_Excerpted data_
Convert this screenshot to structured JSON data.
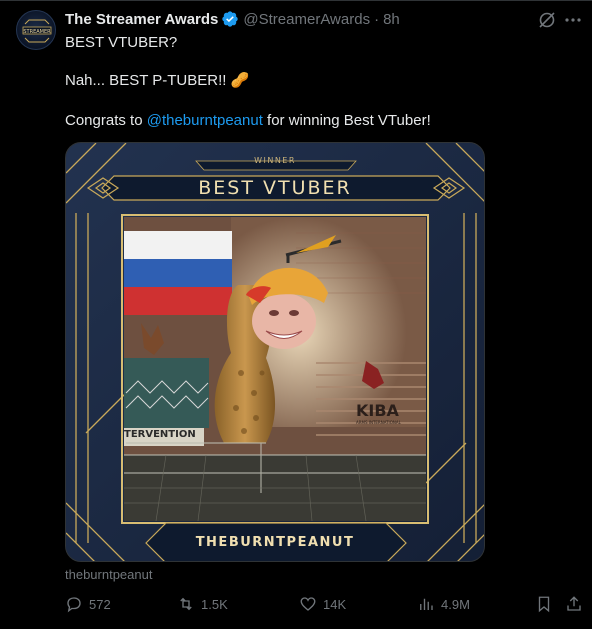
{
  "tweet": {
    "author_name": "The Streamer Awards",
    "handle": "@StreamerAwards",
    "separator": "·",
    "time": "8h",
    "avatar_logo_text": "STREAMER",
    "line1": "BEST VTUBER?",
    "line2": "Nah... BEST P-TUBER!! 🥜",
    "line3_prefix": "Congrats to ",
    "line3_mention": "@theburntpeanut",
    "line3_suffix": " for winning Best VTuber!"
  },
  "media": {
    "winner_label": "WINNER",
    "award_title": "BEST VTUBER",
    "winner_name": "THEBURNTPEANUT",
    "scene_sign_text": "TERVENTION",
    "scene_logo_text": "KIBA",
    "scene_logo_subtext": "ARMS INTERNATIONAL"
  },
  "caption": "theburntpeanut",
  "actions": {
    "replies": "572",
    "reposts": "1.5K",
    "likes": "14K",
    "views": "4.9M"
  },
  "colors": {
    "accent": "#1d9bf0",
    "muted": "#71767b",
    "text": "#e7e9ea",
    "gold": "#c9a95a",
    "navy": "#1a2740"
  }
}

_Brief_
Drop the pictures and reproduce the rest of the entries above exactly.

_Exercise solution_
Convert this screenshot to structured JSON data.
{
  "tweet": {
    "author_name": "The Streamer Awards",
    "handle": "@StreamerAwards",
    "separator": "·",
    "time": "8h",
    "avatar_logo_text": "STREAMER",
    "line1": "BEST VTUBER?",
    "line2": "Nah... BEST P-TUBER!! 🥜",
    "line3_prefix": "Congrats to ",
    "line3_mention": "@theburntpeanut",
    "line3_suffix": " for winning Best VTuber!"
  },
  "media": {
    "winner_label": "WINNER",
    "award_title": "BEST VTUBER",
    "winner_name": "THEBURNTPEANUT",
    "scene_sign_text": "TERVENTION",
    "scene_logo_text": "KIBA",
    "scene_logo_subtext": "ARMS INTERNATIONAL"
  },
  "caption": "theburntpeanut",
  "actions": {
    "replies": "572",
    "reposts": "1.5K",
    "likes": "14K",
    "views": "4.9M"
  },
  "colors": {
    "accent": "#1d9bf0",
    "muted": "#71767b",
    "text": "#e7e9ea",
    "gold": "#c9a95a",
    "navy": "#1a2740"
  }
}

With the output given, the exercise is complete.